Since Malcom McClean invented the modern shipping container in the late sixties, no individual item has had a greater impact on the US and world economies. These large, steel and aluminum boxes can be filled with products, carried by truck to the nearest port, and loaded by crane onto a ship specifically designed to carry them. Then, upon reaching the next port, the containers are stacked onto a rail car and carried across country, loaded onto another truck and hauled to a warehouse before being unloaded and the products distributed to stores.
Shipping containers have not only revolutionized shipping. They have revolutionized manufacturing and distribution. More than any other single factor, they have enabled and defined globalization.
In the process, they have eliminated jobs of dock workers and merchant mariners. They nearly destroyed our railroads. And they have allowed manufacturers to export jobs to countries with the lowest salaries and least regulations. Indeed, the equipment from manufacturing plants in the US was likely shipped to new manufacturing plants in China and other parts of Asia in shipping containers.
True, these containers also bring us cheaper products. But, following the loss of high-paying manufacturing jobs, an increasingly smaller percentage of Americans are able to afford them.
During a recent interview on National Public Radio, Rose George, author of Ninety Percent Of Everything; Inside Shipping, The Invisible Industry That Puts Clothes On Your Back, Gas In Your Car, Food On Your Plate, explained that the efficiency of the shipping container has impacted virtually every industry on every part of the planet.
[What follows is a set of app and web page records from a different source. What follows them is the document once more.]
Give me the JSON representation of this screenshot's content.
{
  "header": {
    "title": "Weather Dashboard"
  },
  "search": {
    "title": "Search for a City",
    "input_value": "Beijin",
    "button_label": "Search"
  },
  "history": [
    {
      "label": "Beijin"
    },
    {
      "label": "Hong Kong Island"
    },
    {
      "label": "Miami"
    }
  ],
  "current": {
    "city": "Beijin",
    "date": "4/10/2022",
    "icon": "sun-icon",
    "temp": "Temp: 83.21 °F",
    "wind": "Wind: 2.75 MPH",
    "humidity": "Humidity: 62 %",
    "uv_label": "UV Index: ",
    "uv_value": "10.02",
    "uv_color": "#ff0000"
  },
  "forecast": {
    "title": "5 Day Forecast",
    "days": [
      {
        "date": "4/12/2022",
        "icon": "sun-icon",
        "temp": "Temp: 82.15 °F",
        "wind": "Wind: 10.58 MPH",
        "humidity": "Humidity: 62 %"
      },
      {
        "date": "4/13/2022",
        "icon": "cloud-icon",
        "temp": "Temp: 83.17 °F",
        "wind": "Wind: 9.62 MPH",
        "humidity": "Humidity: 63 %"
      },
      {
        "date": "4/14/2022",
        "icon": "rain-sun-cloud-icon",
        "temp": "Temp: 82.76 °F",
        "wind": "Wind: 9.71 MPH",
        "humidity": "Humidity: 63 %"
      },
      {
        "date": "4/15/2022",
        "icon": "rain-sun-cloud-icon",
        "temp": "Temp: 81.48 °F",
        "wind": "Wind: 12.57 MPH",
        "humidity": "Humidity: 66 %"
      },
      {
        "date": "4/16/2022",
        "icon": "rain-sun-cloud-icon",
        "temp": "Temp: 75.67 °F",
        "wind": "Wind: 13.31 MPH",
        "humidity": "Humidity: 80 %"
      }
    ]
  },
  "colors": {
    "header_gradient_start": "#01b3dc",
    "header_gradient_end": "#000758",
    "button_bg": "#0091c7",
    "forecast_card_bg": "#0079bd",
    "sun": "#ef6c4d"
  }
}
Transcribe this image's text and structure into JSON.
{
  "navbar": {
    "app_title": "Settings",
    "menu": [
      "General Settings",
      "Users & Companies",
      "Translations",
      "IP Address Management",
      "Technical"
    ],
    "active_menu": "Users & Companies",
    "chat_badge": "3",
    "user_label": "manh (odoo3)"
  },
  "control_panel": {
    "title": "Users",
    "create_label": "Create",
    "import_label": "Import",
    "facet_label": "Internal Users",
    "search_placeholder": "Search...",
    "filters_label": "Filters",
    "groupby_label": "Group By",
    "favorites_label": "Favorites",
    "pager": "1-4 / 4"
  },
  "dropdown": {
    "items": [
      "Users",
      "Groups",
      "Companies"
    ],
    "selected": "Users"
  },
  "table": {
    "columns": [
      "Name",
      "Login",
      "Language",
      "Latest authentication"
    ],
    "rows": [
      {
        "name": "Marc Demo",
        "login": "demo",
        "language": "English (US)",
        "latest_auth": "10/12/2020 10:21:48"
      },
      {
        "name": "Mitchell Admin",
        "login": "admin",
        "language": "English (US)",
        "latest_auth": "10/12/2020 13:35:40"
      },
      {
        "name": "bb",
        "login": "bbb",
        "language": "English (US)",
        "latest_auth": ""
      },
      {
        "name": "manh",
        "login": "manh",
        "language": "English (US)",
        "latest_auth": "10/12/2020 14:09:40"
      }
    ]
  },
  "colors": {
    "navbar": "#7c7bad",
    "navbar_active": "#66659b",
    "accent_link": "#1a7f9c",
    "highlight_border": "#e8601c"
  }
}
For example, she noted it is now cheaper for Scotland’s fishing industry to load fish caught in the North Atlantic into containers and ship them to China to be filleted then shipped back than to have workers fillet them in Scotland!
This is good for the companies, good for China, and good for the consumer. It’s bad for Scottish workers and bad for the environment. For even though maritime shipping is, in itself, fuel efficient, such unnecessary shipping adds to the carbon emissions that accelerate climate change. Ships and their sonar also create noise that disrupts communications of sea life, such as dolphins and whales. And there is the inevitable pollution of waste from the ships.
There are other negative aspects of shipping containers. Since they have overwhelmed ports around the world, there are far too many to be checked by customs and law enforcement, making it easier for smuggling rings to operate. They have even been used to smuggle humans into the US. The increased maritime traffic has also rejuvenated the once-dying pirate trade. And increased shipping has accelerated the transfer of invasive species.
Often the shipping containers used to bring finished products to the US are filled with our toxic e-waste and shipped to countries that have few environmental regulations for the heavy metals to be reclaimed, damaging the environment and risking the health of low-paid workers in the process.
George’s book and another, The Box: How the Shipping Container Made the World Smaller, by Marc Levinson examine the scope of the container shipping industry and all of its impacts, both positive and negative, on our society.
Both books are fascinating reads. But they could just as well have been titled How the Shipping Container Destroyed the American Middle Class.